Yvette Piceno, Ph.D.
Yvette obtained her doctoral degree in Biology, having studied the distribution of nitrogen-fixing bacteria in saltmarsh cordgrass rhizospheres along a tidal gradient and the response of the diazotrophs to altering plant resource allocation. She then joined Microbial Insights, Inc., a company specializing in microbial community profiling using molecular techniques, primarily focused within the environmental/bioremediation field. There she lead research for product and market development, as well as directed the molecular facilities. In 2004, Dr. Piceno joined Dr. Gary Andersen’s lab at the Lawrence Berkeley National Laboratory, working on numerous collaborative studies, ranging from ocean systems, oil reservoirs, and rock or agricultural soils, to human gut microbiome studies for chronic kidney disease patients. Yvette recently joined the Lynch Lab (July 2016) and will apply high-throughput sequencing techniques to examine the effects of fecal microbiota transplants for patients diagnosed with Clostridia difficile infections or pouchitis (an infectious state arising after a surgically-created pouch has been formed from ileal gut tissue as part of a treatment for ulcerative colitis or other diseases).

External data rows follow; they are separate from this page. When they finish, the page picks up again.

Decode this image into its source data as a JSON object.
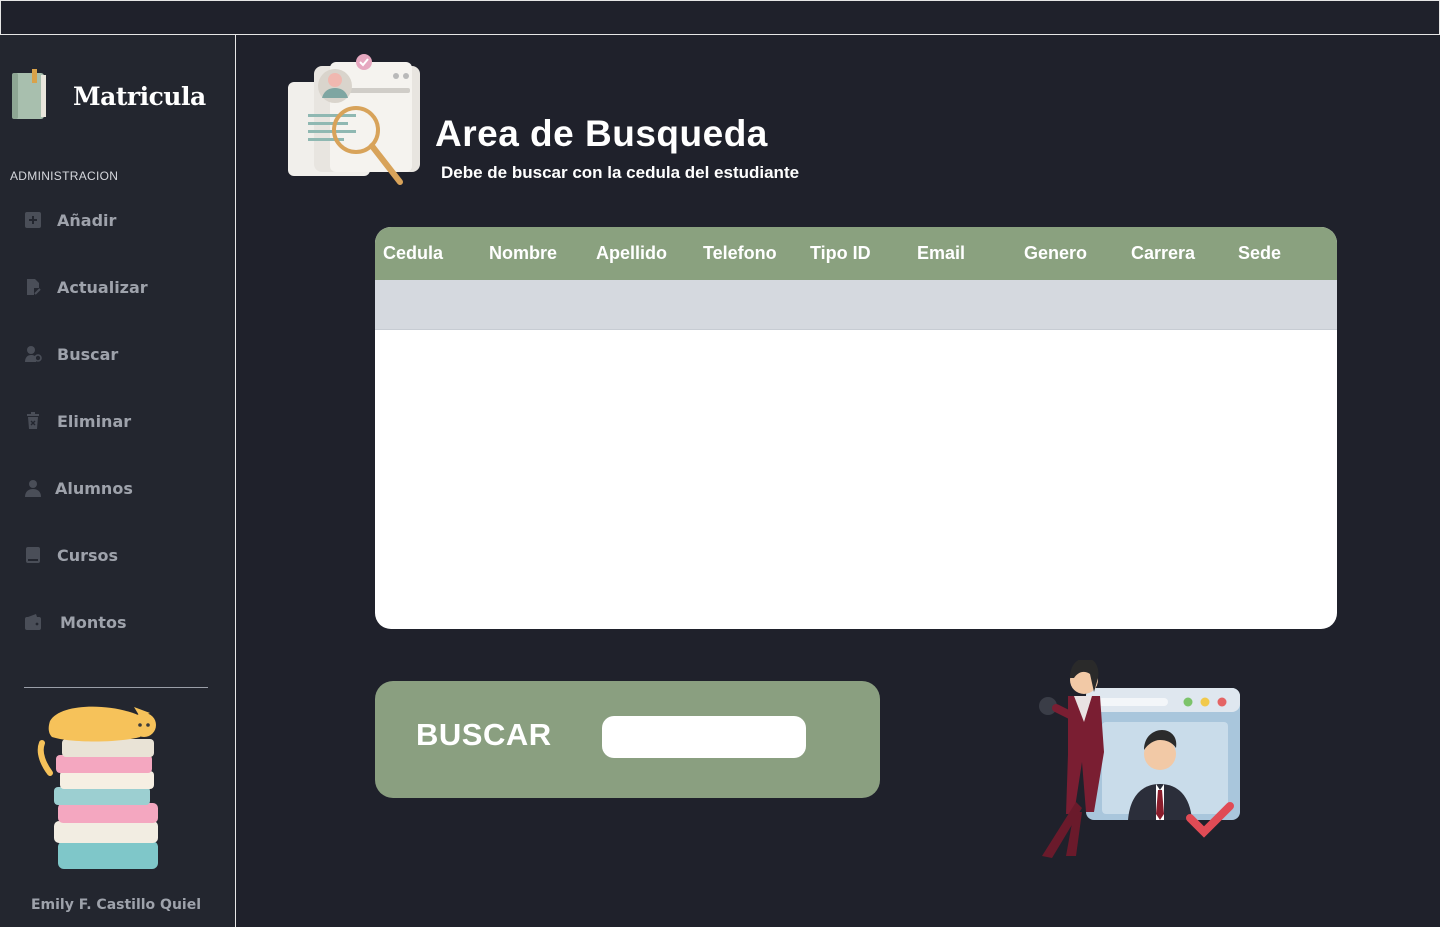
{
  "app": {
    "title": "Matricula",
    "section_label": "ADMINISTRACION",
    "author": "Emily F. Castillo Quiel"
  },
  "sidebar": {
    "items": [
      {
        "label": "Añadir",
        "icon": "plus-square-icon"
      },
      {
        "label": "Actualizar",
        "icon": "file-edit-icon"
      },
      {
        "label": "Buscar",
        "icon": "user-search-icon"
      },
      {
        "label": "Eliminar",
        "icon": "trash-icon"
      },
      {
        "label": "Alumnos",
        "icon": "person-icon"
      },
      {
        "label": "Cursos",
        "icon": "book-icon"
      },
      {
        "label": "Montos",
        "icon": "wallet-icon"
      }
    ]
  },
  "main": {
    "title": "Area de Busqueda",
    "subtitle": "Debe de buscar con la cedula del estudiante"
  },
  "table": {
    "columns": [
      "Cedula",
      "Nombre",
      "Apellido",
      "Telefono",
      "Tipo ID",
      "Email",
      "Genero",
      "Carrera",
      "Sede"
    ],
    "rows": []
  },
  "search": {
    "label": "BUSCAR",
    "value": "",
    "placeholder": ""
  },
  "colors": {
    "background": "#1f212b",
    "sidebar": "#23262f",
    "accent_green": "#8aa17f",
    "row_gray": "#d5d9df"
  }
}
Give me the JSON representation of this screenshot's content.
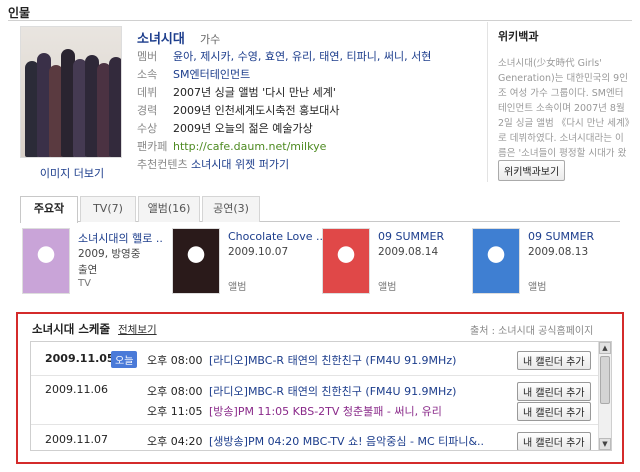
{
  "section_title": "인물",
  "person": {
    "name": "소녀시대",
    "role": "가수",
    "more_images": "이미지 더보기",
    "info": [
      {
        "k": "멤버",
        "v": "윤아, 제시카, 수영, 효연, 유리, 태연, 티파니, 써니, 서현",
        "style": "link"
      },
      {
        "k": "소속",
        "v": "SM엔터테인먼트",
        "style": "link"
      },
      {
        "k": "데뷔",
        "v": "2007년 싱글 앨범 '다시 만난 세계'",
        "style": ""
      },
      {
        "k": "경력",
        "v": "2009년 인천세계도시축전 홍보대사",
        "style": ""
      },
      {
        "k": "수상",
        "v": "2009년 오늘의 젊은 예술가상",
        "style": ""
      },
      {
        "k": "팬카페",
        "v": "http://cafe.daum.net/milkye",
        "style": "url"
      },
      {
        "k": "추천컨텐츠",
        "v": "소녀시대 위젯 퍼가기",
        "style": "link"
      }
    ]
  },
  "wiki": {
    "title": "위키백과",
    "text": "소녀시대(少女時代 Girls' Generation)는 대한민국의 9인조 여성 가수 그룹이다. SM엔터테인먼트 소속이며 2007년 8월 2일 싱글 앨범 《다시 만난 세계》로 데뷔하였다. 소녀시대라는 이름은 '소녀들이 평정할 시대가 왔다'는 의미다.",
    "button": "위키백과보기"
  },
  "tabs": [
    {
      "label": "주요작",
      "active": true
    },
    {
      "label": "TV(7)",
      "active": false
    },
    {
      "label": "앨범(16)",
      "active": false
    },
    {
      "label": "공연(3)",
      "active": false
    }
  ],
  "works": [
    {
      "title": "소녀시대의 헬로 ..",
      "line1": "2009, 방영중",
      "line2": "출연",
      "tag": "TV",
      "color": "#c9a4d8"
    },
    {
      "title": "Chocolate Love ..",
      "line1": "2009.10.07",
      "line2": "",
      "tag": "앨범",
      "color": "#2a1a1a"
    },
    {
      "title": "09 SUMMER",
      "line1": "2009.08.14",
      "line2": "",
      "tag": "앨범",
      "color": "#e04848"
    },
    {
      "title": "09 SUMMER",
      "line1": "2009.08.13",
      "line2": "",
      "tag": "앨범",
      "color": "#3f7fd2"
    }
  ],
  "schedule": {
    "title": "소녀시대 스케줄",
    "all_link": "전체보기",
    "source": "출처 : 소녀시대 공식홈페이지",
    "today_badge": "오늘",
    "add_label": "내 캘린더 추가",
    "rows": [
      {
        "date": "2009.11.05",
        "time": "오후 08:00",
        "desc": "[라디오]MBC-R 태연의 친한친구 (FM4U 91.9MHz)",
        "purple": false
      },
      {
        "date": "2009.11.06",
        "time": "오후 08:00",
        "desc": "[라디오]MBC-R 태연의 친한친구 (FM4U 91.9MHz)",
        "purple": false
      },
      {
        "date": "",
        "time": "오후 11:05",
        "desc": "[방송]PM 11:05 KBS-2TV 청춘불패 - 써니, 유리",
        "purple": true
      },
      {
        "date": "2009.11.07",
        "time": "오후 04:20",
        "desc": "[생방송]PM 04:20 MBC-TV 쇼! 음악중심 - MC 티파니&..",
        "purple": false
      }
    ]
  }
}
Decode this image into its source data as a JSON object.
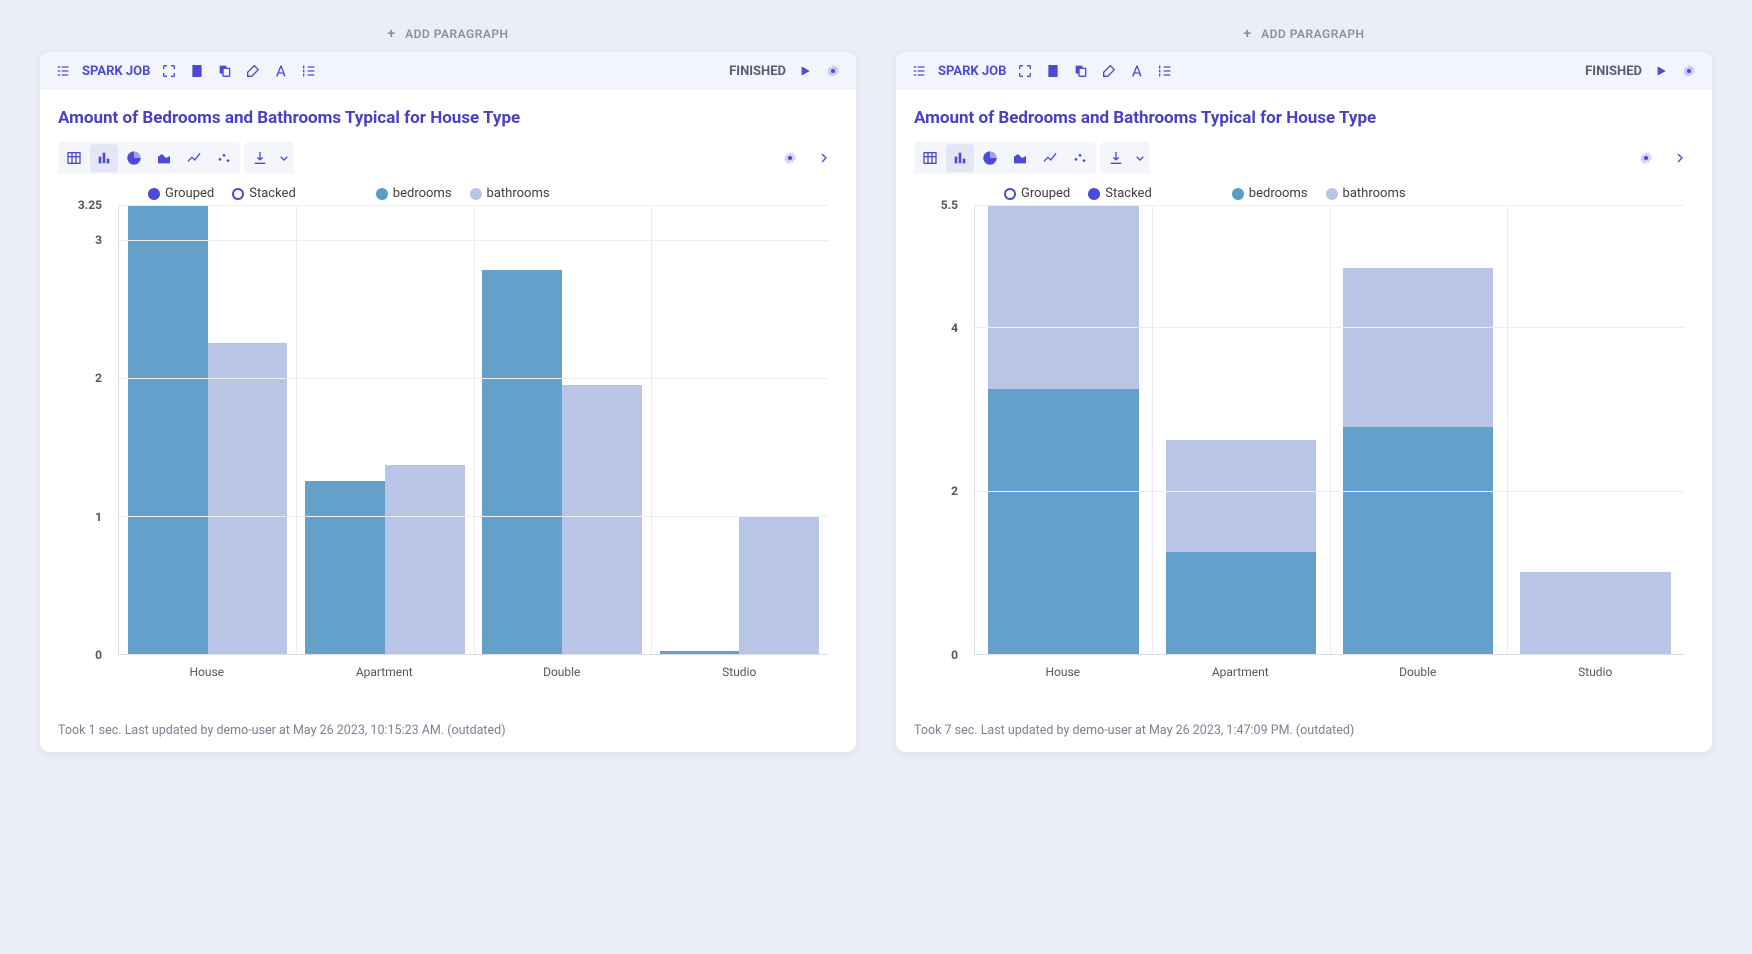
{
  "add_paragraph_label": "ADD PARAGRAPH",
  "spark_job_label": "SPARK JOB",
  "status_label": "FINISHED",
  "panels": [
    {
      "title": "Amount of Bedrooms and Bathrooms Typical for House Type",
      "legend_mode": {
        "grouped": "Grouped",
        "stacked": "Stacked",
        "selected": "grouped"
      },
      "legend_series": [
        {
          "name": "bedrooms"
        },
        {
          "name": "bathrooms"
        }
      ],
      "footer": "Took 1 sec. Last updated by demo-user at May 26 2023, 10:15:23 AM. (outdated)"
    },
    {
      "title": "Amount of Bedrooms and Bathrooms Typical for House Type",
      "legend_mode": {
        "grouped": "Grouped",
        "stacked": "Stacked",
        "selected": "stacked"
      },
      "legend_series": [
        {
          "name": "bedrooms"
        },
        {
          "name": "bathrooms"
        }
      ],
      "footer": "Took 7 sec. Last updated by demo-user at May 26 2023, 1:47:09 PM. (outdated)"
    }
  ],
  "chart_data": [
    {
      "type": "bar",
      "mode": "grouped",
      "title": "Amount of Bedrooms and Bathrooms Typical for House Type",
      "categories": [
        "House",
        "Apartment",
        "Double",
        "Studio"
      ],
      "series": [
        {
          "name": "bedrooms",
          "color": "#63a1cb",
          "values": [
            3.25,
            1.25,
            2.78,
            0.02
          ]
        },
        {
          "name": "bathrooms",
          "color": "#b8c5e6",
          "values": [
            2.25,
            1.37,
            1.95,
            1.0
          ]
        }
      ],
      "ylim": [
        0,
        3.25
      ],
      "yticks": [
        0,
        1,
        2,
        3,
        3.25
      ],
      "xlabel": "",
      "ylabel": ""
    },
    {
      "type": "bar",
      "mode": "stacked",
      "title": "Amount of Bedrooms and Bathrooms Typical for House Type",
      "categories": [
        "House",
        "Apartment",
        "Double",
        "Studio"
      ],
      "series": [
        {
          "name": "bedrooms",
          "color": "#63a1cb",
          "values": [
            3.25,
            1.25,
            2.78,
            0.0
          ]
        },
        {
          "name": "bathrooms",
          "color": "#b8c5e6",
          "values": [
            2.25,
            1.37,
            1.95,
            1.0
          ]
        }
      ],
      "ylim": [
        0,
        5.5
      ],
      "yticks": [
        0,
        2,
        4,
        5.5
      ],
      "xlabel": "",
      "ylabel": ""
    }
  ]
}
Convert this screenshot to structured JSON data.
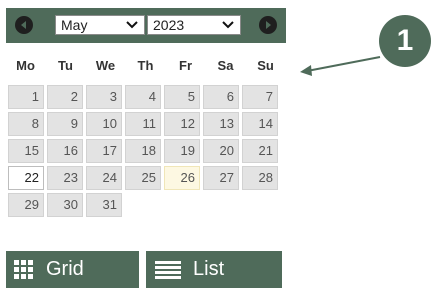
{
  "calendar": {
    "month_value": "May",
    "year_value": "2023",
    "weekdays": [
      "Mo",
      "Tu",
      "We",
      "Th",
      "Fr",
      "Sa",
      "Su"
    ],
    "days": [
      "1",
      "2",
      "3",
      "4",
      "5",
      "6",
      "7",
      "8",
      "9",
      "10",
      "11",
      "12",
      "13",
      "14",
      "15",
      "16",
      "17",
      "18",
      "19",
      "20",
      "21",
      "22",
      "23",
      "24",
      "25",
      "26",
      "27",
      "28",
      "29",
      "30",
      "31"
    ],
    "today_day": "22",
    "highlighted_day": "26",
    "prev_icon": "chevron-left-icon",
    "next_icon": "chevron-right-icon"
  },
  "view_buttons": {
    "grid_label": "Grid",
    "list_label": "List",
    "grid_icon": "grid-icon",
    "list_icon": "list-icon"
  },
  "callout": {
    "number": "1"
  },
  "colors": {
    "accent": "#4f6b5a",
    "day_background": "#e3e3e3",
    "highlight_background": "#fdf8e2"
  }
}
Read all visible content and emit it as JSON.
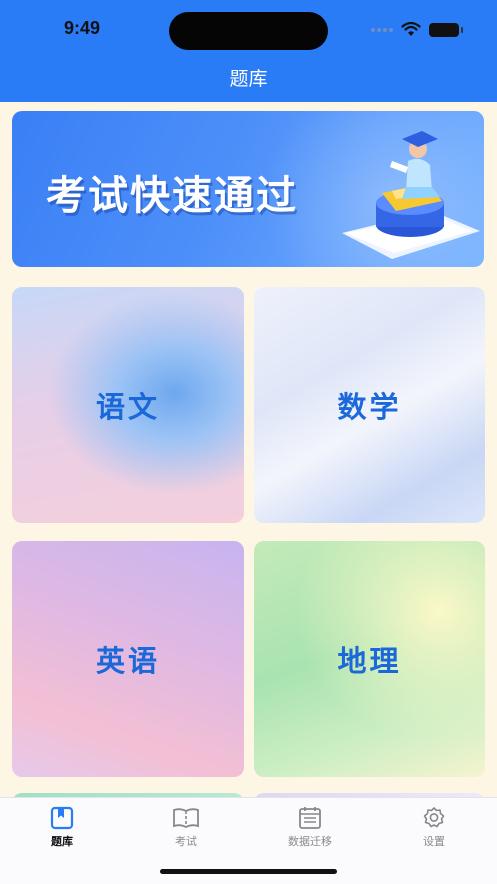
{
  "status_bar": {
    "time": "9:49"
  },
  "nav": {
    "title": "题库"
  },
  "banner": {
    "text": "考试快速通过"
  },
  "subjects": [
    {
      "label": "语文"
    },
    {
      "label": "数学"
    },
    {
      "label": "英语"
    },
    {
      "label": "地理"
    }
  ],
  "tabbar": {
    "items": [
      {
        "label": "题库",
        "icon": "question-bank-icon",
        "active": true
      },
      {
        "label": "考试",
        "icon": "open-book-icon",
        "active": false
      },
      {
        "label": "数据迁移",
        "icon": "calendar-list-icon",
        "active": false
      },
      {
        "label": "设置",
        "icon": "gear-icon",
        "active": false
      }
    ]
  },
  "colors": {
    "header": "#2a7bf6",
    "background": "#fdf6e4",
    "subject_text": "#1b68d8"
  }
}
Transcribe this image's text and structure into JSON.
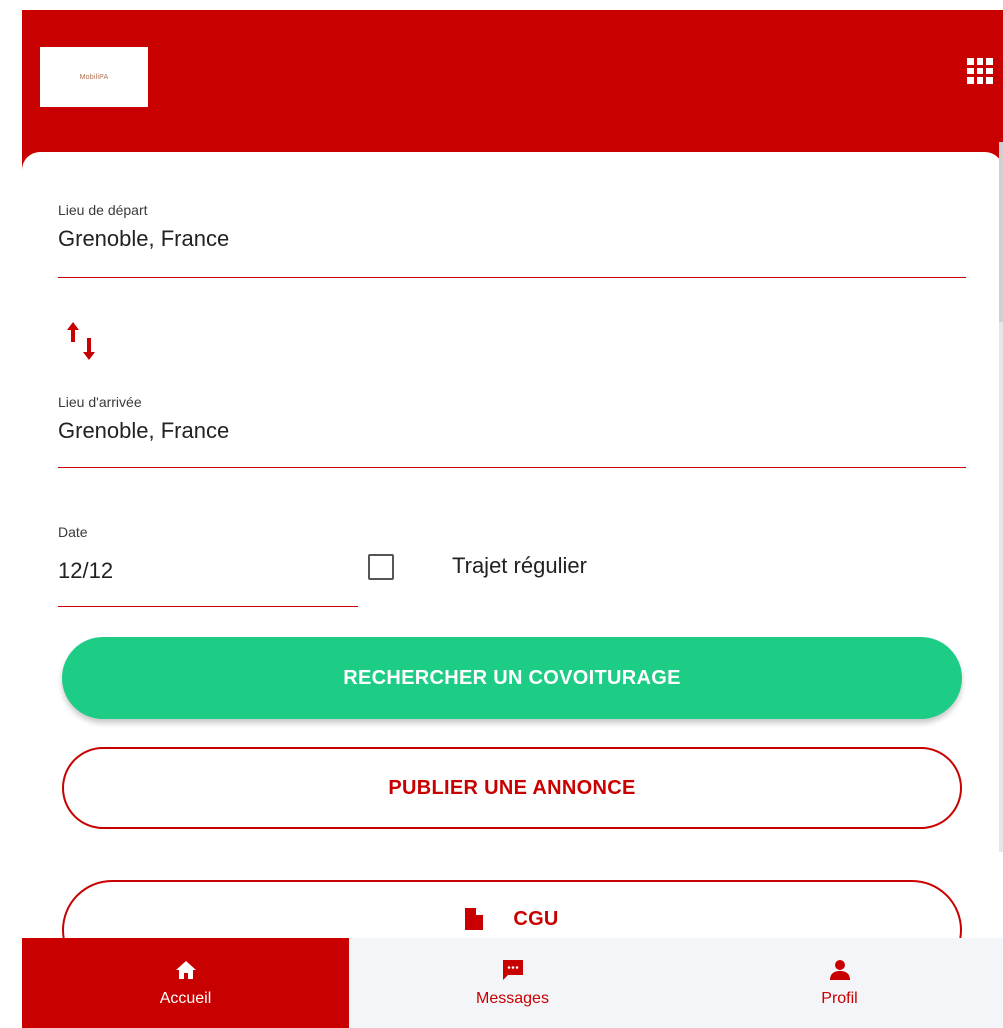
{
  "header": {
    "logo_text": "MobiliPA",
    "apps_icon": "grid-apps-icon"
  },
  "search": {
    "departure_label": "Lieu de départ",
    "departure_value": "Grenoble, France",
    "swap_icon": "swap-vertical-icon",
    "arrival_label": "Lieu d'arrivée",
    "arrival_value": "Grenoble, France",
    "date_label": "Date",
    "date_value": "12/12",
    "regular_label": "Trajet régulier",
    "regular_checked": false
  },
  "actions": {
    "search_button": "RECHERCHER UN COVOITURAGE",
    "publish_button": "PUBLIER UNE ANNONCE",
    "cgu_button": "CGU",
    "cgu_icon": "document-icon"
  },
  "nav": {
    "items": [
      {
        "label": "Accueil",
        "icon": "home-icon",
        "active": true
      },
      {
        "label": "Messages",
        "icon": "message-icon",
        "active": false
      },
      {
        "label": "Profil",
        "icon": "person-icon",
        "active": false
      }
    ]
  },
  "colors": {
    "brand": "#c80000",
    "primary_button": "#1dcc85",
    "nav_background": "#f3f5f8"
  }
}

Elle Fukui, B.A.
Elle is a Bay Area native and recent graduate from UC Berkeley majoring in Molecular and Cell Biology with an emphasis in Cell and Developmental Biology. Elle previously worked at Lifelong Medical Care and Health Leads in San Pablo to empower patients from underserved communities to overcome the social barriers to healthcare. Elle joined the Lynch Lab in Spring 2017 due to her strong interest in the gut microbiome and its implications for human disease. She is conducting research under the mentorship of Elze Rackaityte examining the development of the gut microbiome and immune system in pre-natal life. Outside of the lab, Elle enjoys healthy cooking, hiking in redwood forests, listening to Spotify excessively, and reading magical realism novels while aiming for medical school in a few years.